When the small painting with a slightly damaged surface and cracks in its wood backing materialised in September at an auction house in New Jersey, no one expected great things. First and foremost was its murky provenance: The name of the artist was unknown, and so was the date of its creation.
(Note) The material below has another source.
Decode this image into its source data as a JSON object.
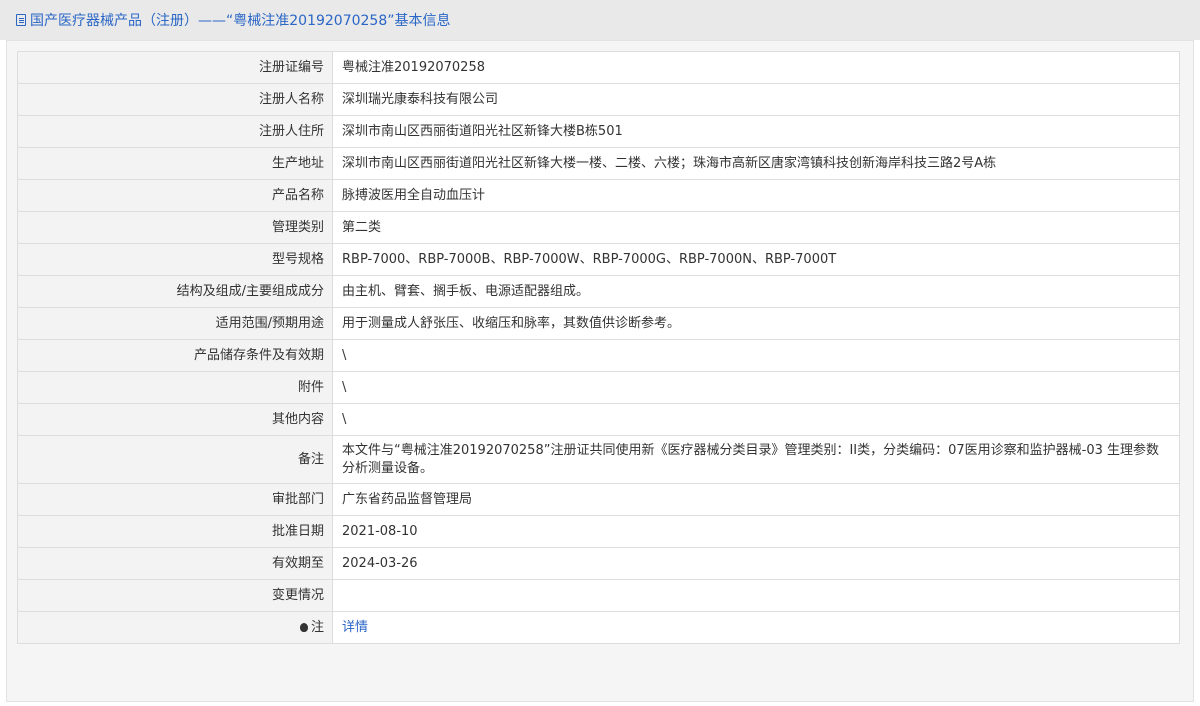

The auction house estimated that the work would sell for $500 to $800.
“We had no idea when it came up to sale that there were about to be fireworks,” said John Nye, who runs the Bloomfield, N.J.-based Nye and Co.
In a matter of months, the seemingly unremarkable painting would become the talk of the international art world after it was judged to be a long-lost work by the 17th century Dutch master Rembrandt van Rijn.